(Items listed in a dataset)
= = = =

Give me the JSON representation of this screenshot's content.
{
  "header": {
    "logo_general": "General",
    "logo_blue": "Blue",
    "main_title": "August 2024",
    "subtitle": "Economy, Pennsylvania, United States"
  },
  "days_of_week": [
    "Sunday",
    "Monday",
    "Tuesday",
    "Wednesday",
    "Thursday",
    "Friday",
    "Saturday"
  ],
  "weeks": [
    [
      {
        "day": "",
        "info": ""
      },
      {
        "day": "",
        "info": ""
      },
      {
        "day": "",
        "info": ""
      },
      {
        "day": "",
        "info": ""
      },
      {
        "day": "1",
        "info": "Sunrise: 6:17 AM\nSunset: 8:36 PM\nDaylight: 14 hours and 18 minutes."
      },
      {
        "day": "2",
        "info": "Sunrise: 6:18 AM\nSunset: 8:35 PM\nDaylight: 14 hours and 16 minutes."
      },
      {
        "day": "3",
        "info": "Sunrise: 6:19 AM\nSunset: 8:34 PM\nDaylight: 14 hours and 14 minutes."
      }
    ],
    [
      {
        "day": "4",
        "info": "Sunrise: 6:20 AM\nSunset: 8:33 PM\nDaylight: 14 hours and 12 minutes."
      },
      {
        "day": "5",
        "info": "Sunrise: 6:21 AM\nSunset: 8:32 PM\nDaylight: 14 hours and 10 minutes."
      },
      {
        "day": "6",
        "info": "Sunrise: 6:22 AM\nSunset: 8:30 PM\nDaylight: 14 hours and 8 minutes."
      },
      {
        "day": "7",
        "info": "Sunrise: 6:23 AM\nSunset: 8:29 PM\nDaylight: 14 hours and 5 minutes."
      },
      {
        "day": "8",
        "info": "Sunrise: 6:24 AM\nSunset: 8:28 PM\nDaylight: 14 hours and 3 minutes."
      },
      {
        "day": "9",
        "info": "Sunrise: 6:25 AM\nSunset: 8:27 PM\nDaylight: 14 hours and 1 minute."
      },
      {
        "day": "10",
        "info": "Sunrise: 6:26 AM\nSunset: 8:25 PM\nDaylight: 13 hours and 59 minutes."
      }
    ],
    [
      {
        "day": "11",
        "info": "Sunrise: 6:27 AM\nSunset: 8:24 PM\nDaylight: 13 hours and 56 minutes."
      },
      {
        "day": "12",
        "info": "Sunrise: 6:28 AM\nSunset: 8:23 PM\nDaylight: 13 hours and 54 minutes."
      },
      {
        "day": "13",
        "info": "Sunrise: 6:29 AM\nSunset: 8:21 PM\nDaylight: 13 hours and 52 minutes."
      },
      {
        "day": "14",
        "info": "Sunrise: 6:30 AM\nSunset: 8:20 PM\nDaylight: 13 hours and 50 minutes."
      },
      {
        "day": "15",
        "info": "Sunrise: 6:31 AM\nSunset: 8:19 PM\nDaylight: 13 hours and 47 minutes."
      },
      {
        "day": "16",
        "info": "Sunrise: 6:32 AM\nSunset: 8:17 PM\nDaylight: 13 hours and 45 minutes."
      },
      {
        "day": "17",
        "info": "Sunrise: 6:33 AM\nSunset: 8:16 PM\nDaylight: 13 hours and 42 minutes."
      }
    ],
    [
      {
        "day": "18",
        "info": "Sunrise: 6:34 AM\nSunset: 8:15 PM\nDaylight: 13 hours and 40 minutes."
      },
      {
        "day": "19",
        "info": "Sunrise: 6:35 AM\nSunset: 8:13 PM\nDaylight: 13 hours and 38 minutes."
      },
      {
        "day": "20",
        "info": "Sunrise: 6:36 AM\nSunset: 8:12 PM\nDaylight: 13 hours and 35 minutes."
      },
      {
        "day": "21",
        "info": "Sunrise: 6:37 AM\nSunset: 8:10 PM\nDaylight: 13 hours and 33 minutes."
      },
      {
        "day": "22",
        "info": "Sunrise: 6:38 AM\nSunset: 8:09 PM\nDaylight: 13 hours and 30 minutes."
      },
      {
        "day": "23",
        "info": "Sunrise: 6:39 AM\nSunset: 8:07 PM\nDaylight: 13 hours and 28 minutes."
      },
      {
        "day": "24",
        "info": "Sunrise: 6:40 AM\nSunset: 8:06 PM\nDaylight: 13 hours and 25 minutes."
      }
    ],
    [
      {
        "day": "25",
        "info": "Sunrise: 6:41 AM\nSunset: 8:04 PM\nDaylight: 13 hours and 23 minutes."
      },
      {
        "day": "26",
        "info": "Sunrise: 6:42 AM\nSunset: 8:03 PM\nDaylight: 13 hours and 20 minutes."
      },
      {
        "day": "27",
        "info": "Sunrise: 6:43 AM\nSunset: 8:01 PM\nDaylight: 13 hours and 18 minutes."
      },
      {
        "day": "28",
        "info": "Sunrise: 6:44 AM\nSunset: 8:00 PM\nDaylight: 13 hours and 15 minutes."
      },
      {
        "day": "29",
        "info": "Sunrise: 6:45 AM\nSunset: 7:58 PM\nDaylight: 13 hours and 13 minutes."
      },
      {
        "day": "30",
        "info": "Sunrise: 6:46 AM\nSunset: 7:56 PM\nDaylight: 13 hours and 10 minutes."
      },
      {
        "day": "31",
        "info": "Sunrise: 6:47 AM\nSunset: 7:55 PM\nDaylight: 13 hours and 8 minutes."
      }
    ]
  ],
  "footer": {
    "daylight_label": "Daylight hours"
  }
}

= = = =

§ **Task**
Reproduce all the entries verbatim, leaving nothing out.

§ **Your response**
Give me the JSON representation of this screenshot's content.
{
  "header": {
    "logo_general": "General",
    "logo_blue": "Blue",
    "main_title": "August 2024",
    "subtitle": "Economy, Pennsylvania, United States"
  },
  "days_of_week": [
    "Sunday",
    "Monday",
    "Tuesday",
    "Wednesday",
    "Thursday",
    "Friday",
    "Saturday"
  ],
  "weeks": [
    [
      {
        "day": "",
        "info": ""
      },
      {
        "day": "",
        "info": ""
      },
      {
        "day": "",
        "info": ""
      },
      {
        "day": "",
        "info": ""
      },
      {
        "day": "1",
        "info": "Sunrise: 6:17 AM\nSunset: 8:36 PM\nDaylight: 14 hours and 18 minutes."
      },
      {
        "day": "2",
        "info": "Sunrise: 6:18 AM\nSunset: 8:35 PM\nDaylight: 14 hours and 16 minutes."
      },
      {
        "day": "3",
        "info": "Sunrise: 6:19 AM\nSunset: 8:34 PM\nDaylight: 14 hours and 14 minutes."
      }
    ],
    [
      {
        "day": "4",
        "info": "Sunrise: 6:20 AM\nSunset: 8:33 PM\nDaylight: 14 hours and 12 minutes."
      },
      {
        "day": "5",
        "info": "Sunrise: 6:21 AM\nSunset: 8:32 PM\nDaylight: 14 hours and 10 minutes."
      },
      {
        "day": "6",
        "info": "Sunrise: 6:22 AM\nSunset: 8:30 PM\nDaylight: 14 hours and 8 minutes."
      },
      {
        "day": "7",
        "info": "Sunrise: 6:23 AM\nSunset: 8:29 PM\nDaylight: 14 hours and 5 minutes."
      },
      {
        "day": "8",
        "info": "Sunrise: 6:24 AM\nSunset: 8:28 PM\nDaylight: 14 hours and 3 minutes."
      },
      {
        "day": "9",
        "info": "Sunrise: 6:25 AM\nSunset: 8:27 PM\nDaylight: 14 hours and 1 minute."
      },
      {
        "day": "10",
        "info": "Sunrise: 6:26 AM\nSunset: 8:25 PM\nDaylight: 13 hours and 59 minutes."
      }
    ],
    [
      {
        "day": "11",
        "info": "Sunrise: 6:27 AM\nSunset: 8:24 PM\nDaylight: 13 hours and 56 minutes."
      },
      {
        "day": "12",
        "info": "Sunrise: 6:28 AM\nSunset: 8:23 PM\nDaylight: 13 hours and 54 minutes."
      },
      {
        "day": "13",
        "info": "Sunrise: 6:29 AM\nSunset: 8:21 PM\nDaylight: 13 hours and 52 minutes."
      },
      {
        "day": "14",
        "info": "Sunrise: 6:30 AM\nSunset: 8:20 PM\nDaylight: 13 hours and 50 minutes."
      },
      {
        "day": "15",
        "info": "Sunrise: 6:31 AM\nSunset: 8:19 PM\nDaylight: 13 hours and 47 minutes."
      },
      {
        "day": "16",
        "info": "Sunrise: 6:32 AM\nSunset: 8:17 PM\nDaylight: 13 hours and 45 minutes."
      },
      {
        "day": "17",
        "info": "Sunrise: 6:33 AM\nSunset: 8:16 PM\nDaylight: 13 hours and 42 minutes."
      }
    ],
    [
      {
        "day": "18",
        "info": "Sunrise: 6:34 AM\nSunset: 8:15 PM\nDaylight: 13 hours and 40 minutes."
      },
      {
        "day": "19",
        "info": "Sunrise: 6:35 AM\nSunset: 8:13 PM\nDaylight: 13 hours and 38 minutes."
      },
      {
        "day": "20",
        "info": "Sunrise: 6:36 AM\nSunset: 8:12 PM\nDaylight: 13 hours and 35 minutes."
      },
      {
        "day": "21",
        "info": "Sunrise: 6:37 AM\nSunset: 8:10 PM\nDaylight: 13 hours and 33 minutes."
      },
      {
        "day": "22",
        "info": "Sunrise: 6:38 AM\nSunset: 8:09 PM\nDaylight: 13 hours and 30 minutes."
      },
      {
        "day": "23",
        "info": "Sunrise: 6:39 AM\nSunset: 8:07 PM\nDaylight: 13 hours and 28 minutes."
      },
      {
        "day": "24",
        "info": "Sunrise: 6:40 AM\nSunset: 8:06 PM\nDaylight: 13 hours and 25 minutes."
      }
    ],
    [
      {
        "day": "25",
        "info": "Sunrise: 6:41 AM\nSunset: 8:04 PM\nDaylight: 13 hours and 23 minutes."
      },
      {
        "day": "26",
        "info": "Sunrise: 6:42 AM\nSunset: 8:03 PM\nDaylight: 13 hours and 20 minutes."
      },
      {
        "day": "27",
        "info": "Sunrise: 6:43 AM\nSunset: 8:01 PM\nDaylight: 13 hours and 18 minutes."
      },
      {
        "day": "28",
        "info": "Sunrise: 6:44 AM\nSunset: 8:00 PM\nDaylight: 13 hours and 15 minutes."
      },
      {
        "day": "29",
        "info": "Sunrise: 6:45 AM\nSunset: 7:58 PM\nDaylight: 13 hours and 13 minutes."
      },
      {
        "day": "30",
        "info": "Sunrise: 6:46 AM\nSunset: 7:56 PM\nDaylight: 13 hours and 10 minutes."
      },
      {
        "day": "31",
        "info": "Sunrise: 6:47 AM\nSunset: 7:55 PM\nDaylight: 13 hours and 8 minutes."
      }
    ]
  ],
  "footer": {
    "daylight_label": "Daylight hours"
  }
}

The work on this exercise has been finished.